Maheshi Dassanayake

Maheshi  Dassanayake

Associate Professor
BMB and SEE Divisions

PhD: University of Illinois at Urbana-Champaign, 2009

Phone: 225-578-0960
Lab Phone: 225-578-4918

E-mail: maheshid@lsu.edu
Office: A114 Life Sciences Annex
Lab: A144/A153/A153A/A155 Life Sciences Annex & 35/36/354 Life Sciences Building
Website:  Dassanayake lab

Area of Interest

In my lab, we seek to characterize and compare genomes to better understand genetic and evolutionary processes linking genotypes to phenotypes.  A central feature of this is sequencing and decoding plant genomes. The overarching goal of my research is to understand how to interpret complex and fascinating messages embedded in genomes.

Why do we need to decode new genomes? Using genetic diversity to explain phenotypic diversity is necessary to understand life. Novel genomes allow novel ways of discovering and interpreting the genetic mechanisms underlying physiological and evolutionary processes. Insight gained from such processes will be needed in the development of crops for sustainable agriculture and effective conservation strategies, especially in the face of climate change, overpopulation, and increasing demand for food and bioenergy crops.  For example, genomes from wild relatives of crop species can reveal unique genetic features that can be harnessed to improve the crops through breeding.  This can be a highly desirable alternative to genetic engineering.  Efforts in plant breeding are as old as the domestication of crops themselves, but further enhancement requires the exploitation of novel genetic resources.

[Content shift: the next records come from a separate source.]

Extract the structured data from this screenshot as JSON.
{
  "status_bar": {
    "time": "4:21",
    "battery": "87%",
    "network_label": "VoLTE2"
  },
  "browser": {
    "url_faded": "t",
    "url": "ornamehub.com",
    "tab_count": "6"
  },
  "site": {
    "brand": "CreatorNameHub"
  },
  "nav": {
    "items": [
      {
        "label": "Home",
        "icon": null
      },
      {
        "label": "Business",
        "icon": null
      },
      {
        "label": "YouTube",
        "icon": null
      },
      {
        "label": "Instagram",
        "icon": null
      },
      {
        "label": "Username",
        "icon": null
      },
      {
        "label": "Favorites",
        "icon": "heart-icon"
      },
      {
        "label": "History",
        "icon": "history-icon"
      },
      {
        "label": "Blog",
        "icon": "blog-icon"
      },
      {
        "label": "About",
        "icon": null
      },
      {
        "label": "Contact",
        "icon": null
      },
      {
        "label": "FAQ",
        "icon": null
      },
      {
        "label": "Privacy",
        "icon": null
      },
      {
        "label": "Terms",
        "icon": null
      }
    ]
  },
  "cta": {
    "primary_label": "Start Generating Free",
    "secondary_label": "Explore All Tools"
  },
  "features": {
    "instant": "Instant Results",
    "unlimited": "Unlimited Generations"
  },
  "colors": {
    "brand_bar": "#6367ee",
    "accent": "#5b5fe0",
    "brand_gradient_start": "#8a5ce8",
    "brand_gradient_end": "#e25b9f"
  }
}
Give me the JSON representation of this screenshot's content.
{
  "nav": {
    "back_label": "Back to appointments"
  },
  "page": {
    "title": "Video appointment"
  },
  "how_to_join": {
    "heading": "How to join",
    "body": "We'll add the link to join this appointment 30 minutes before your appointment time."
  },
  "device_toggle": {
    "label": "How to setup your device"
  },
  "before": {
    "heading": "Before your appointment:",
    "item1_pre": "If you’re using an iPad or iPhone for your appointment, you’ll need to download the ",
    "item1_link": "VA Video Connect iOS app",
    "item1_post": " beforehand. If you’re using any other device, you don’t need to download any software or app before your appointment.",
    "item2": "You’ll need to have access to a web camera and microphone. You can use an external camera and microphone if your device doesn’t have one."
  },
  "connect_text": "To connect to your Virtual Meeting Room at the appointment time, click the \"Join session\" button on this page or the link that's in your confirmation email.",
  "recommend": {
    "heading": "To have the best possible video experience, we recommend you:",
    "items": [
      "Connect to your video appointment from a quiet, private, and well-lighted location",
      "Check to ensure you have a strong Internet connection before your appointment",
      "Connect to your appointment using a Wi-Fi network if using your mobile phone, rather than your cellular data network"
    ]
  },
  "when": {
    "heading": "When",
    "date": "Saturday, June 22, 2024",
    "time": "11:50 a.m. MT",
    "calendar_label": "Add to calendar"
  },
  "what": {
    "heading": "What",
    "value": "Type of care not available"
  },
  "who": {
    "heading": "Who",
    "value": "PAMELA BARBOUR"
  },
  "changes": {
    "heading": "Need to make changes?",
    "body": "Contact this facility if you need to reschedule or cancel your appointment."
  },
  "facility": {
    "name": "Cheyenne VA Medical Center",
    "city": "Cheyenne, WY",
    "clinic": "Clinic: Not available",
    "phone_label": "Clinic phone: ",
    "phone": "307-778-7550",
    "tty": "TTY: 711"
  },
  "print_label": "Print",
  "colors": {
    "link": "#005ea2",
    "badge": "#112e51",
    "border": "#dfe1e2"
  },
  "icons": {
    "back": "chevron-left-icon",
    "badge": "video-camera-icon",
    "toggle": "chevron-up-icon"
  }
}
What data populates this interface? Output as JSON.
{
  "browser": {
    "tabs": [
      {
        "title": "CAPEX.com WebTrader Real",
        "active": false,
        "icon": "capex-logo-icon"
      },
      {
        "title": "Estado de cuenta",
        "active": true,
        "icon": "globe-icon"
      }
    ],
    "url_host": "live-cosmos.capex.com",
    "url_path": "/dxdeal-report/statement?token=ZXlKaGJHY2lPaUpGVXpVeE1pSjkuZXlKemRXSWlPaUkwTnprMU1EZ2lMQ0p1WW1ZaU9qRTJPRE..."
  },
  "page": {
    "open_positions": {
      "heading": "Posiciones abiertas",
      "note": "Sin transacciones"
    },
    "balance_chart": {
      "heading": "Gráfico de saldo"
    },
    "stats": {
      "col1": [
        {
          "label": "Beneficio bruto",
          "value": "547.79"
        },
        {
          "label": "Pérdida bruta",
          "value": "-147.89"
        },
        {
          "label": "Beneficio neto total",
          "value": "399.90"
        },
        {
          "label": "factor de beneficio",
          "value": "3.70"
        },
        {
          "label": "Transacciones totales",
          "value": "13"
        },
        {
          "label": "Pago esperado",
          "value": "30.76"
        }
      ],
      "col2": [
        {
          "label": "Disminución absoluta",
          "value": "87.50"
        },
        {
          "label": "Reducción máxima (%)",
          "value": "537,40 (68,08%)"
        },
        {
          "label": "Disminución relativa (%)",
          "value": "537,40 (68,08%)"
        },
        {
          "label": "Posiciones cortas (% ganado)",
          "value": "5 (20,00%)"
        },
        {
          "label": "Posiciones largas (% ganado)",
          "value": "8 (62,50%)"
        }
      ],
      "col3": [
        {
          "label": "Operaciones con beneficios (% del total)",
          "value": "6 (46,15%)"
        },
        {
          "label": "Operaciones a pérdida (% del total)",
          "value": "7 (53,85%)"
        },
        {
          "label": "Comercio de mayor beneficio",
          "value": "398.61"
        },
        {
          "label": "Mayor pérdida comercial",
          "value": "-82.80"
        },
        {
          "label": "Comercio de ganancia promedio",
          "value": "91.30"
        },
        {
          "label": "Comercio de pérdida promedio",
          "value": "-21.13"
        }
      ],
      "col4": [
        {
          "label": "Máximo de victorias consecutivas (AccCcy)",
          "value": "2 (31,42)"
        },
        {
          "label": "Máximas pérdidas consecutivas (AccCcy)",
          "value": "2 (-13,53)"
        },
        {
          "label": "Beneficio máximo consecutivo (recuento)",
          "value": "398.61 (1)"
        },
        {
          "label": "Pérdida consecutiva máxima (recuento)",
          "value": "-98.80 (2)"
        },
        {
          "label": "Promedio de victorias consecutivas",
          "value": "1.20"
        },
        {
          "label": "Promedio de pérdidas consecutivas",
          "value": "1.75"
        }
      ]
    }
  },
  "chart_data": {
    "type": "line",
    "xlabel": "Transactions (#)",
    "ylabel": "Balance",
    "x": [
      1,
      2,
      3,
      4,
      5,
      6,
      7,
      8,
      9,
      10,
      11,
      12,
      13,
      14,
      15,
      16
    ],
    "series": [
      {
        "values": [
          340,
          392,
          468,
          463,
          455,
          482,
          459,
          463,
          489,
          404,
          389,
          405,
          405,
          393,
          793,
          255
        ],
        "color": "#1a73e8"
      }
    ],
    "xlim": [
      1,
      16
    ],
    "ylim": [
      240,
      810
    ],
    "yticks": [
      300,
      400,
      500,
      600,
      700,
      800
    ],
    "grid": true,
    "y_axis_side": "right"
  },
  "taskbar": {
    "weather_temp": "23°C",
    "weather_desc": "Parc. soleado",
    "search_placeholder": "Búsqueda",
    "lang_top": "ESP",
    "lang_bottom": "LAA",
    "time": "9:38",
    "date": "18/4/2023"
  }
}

How do we decode a new genome? Next Generation Sequencing technologies have revolutionized the field of genomics, providing new platforms applicable to any organism. However, understanding the blueprint of genomes continues to be a complex challenge. For example, being sessile, plants survive by adapting to changing environments. In adapting to environmental stress, evolutionary solutions have been achieved over time scales of millions of years, virtually in all plants, and for different stress types and severity. Some plants have evolved to be experts in adapting to extreme environmental conditions. These plants, called extremophytes should reflect the evolutionary trajectory leading to these capacities. By using both well studied models and new genomes, we can explore what the genome-level differences mean and how they translate into distinct phenotypes and lifestyles.

Please visit my lab website for more details about our research if you are interested.